Post-crisis, macro-prudential ideas have challenged the epistemic authority of private risk management technologies, declaring them to be pro-cyclical contributors to systemic risk. This discursive challenge has been most critical of the shadow banking system, where private risk management instruments are central. This challenge, however, has not been translated into regulatory tools which reflect these convictions. This paper studies this process of discursive challenge to (failed) regulatory intervention for the case of the repo-market, the heart of the current shadow banking system. It traces regulatory efforts on the global and EU level from regulatory statements to (lack of) action, documenting both the persistent articulation of macro-prudential ideas challenging private risk-management systems and timid to no regulatory intervention. It links this hiatus to international coordination problems, the need for macro-prudential action to span regulatory communities, involving banking and financial market authorities and disagreements between micro- and macro-prudentially oriented regulators. The lack of evidence and the difficulty to generate it are identified as major impediments for regulatory consensus, further aggravated by ambiguities about the goals of anti-cyclical regulation. Beyond governance problems and the persistent appeal of private risk-management systems, the paper thus points to difficulties operationalizing macro-prudential ideas as a major explanatory factor.

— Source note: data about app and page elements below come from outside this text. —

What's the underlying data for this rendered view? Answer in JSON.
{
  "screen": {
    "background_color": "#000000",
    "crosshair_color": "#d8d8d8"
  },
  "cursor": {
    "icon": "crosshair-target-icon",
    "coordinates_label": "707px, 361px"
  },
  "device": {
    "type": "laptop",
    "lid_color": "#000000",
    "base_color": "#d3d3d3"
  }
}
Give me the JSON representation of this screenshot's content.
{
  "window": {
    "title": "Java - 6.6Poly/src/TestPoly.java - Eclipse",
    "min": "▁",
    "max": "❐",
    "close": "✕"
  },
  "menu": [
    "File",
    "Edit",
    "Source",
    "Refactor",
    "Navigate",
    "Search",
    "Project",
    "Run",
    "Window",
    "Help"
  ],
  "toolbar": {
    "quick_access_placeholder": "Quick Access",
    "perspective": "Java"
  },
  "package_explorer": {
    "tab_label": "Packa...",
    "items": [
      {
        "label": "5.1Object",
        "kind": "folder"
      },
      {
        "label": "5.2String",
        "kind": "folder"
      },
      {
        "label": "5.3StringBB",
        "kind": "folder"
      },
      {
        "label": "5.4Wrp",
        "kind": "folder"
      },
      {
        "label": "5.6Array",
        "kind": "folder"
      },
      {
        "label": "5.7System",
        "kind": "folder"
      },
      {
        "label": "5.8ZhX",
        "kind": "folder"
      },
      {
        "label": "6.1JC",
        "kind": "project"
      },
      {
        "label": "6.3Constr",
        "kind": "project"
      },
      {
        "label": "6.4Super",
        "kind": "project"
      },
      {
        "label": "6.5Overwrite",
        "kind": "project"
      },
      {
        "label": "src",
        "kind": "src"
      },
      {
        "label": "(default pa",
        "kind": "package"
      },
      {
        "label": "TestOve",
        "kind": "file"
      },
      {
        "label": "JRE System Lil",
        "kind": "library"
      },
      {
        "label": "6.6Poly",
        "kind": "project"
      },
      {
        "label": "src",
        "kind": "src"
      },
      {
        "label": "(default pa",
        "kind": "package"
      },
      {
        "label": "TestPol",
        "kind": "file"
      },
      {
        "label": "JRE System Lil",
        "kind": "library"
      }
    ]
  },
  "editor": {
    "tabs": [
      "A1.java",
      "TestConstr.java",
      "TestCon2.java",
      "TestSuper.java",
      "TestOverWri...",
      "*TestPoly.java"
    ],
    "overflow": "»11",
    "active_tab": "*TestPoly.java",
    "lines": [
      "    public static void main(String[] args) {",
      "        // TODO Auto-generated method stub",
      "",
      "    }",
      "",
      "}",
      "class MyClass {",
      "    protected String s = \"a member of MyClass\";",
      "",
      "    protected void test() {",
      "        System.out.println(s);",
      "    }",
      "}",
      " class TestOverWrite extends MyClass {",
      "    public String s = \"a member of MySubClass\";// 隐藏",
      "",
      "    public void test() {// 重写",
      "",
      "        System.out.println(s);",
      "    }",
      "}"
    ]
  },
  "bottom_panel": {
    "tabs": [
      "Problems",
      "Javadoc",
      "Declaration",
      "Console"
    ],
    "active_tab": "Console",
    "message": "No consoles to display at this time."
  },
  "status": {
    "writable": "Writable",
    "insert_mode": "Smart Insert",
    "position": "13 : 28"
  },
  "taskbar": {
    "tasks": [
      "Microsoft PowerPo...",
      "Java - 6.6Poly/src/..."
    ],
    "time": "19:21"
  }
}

Kölner Zeitschrift für Soziologie und Sozialpsychologie , Vol. 70, Spl. 1, pp. 259–286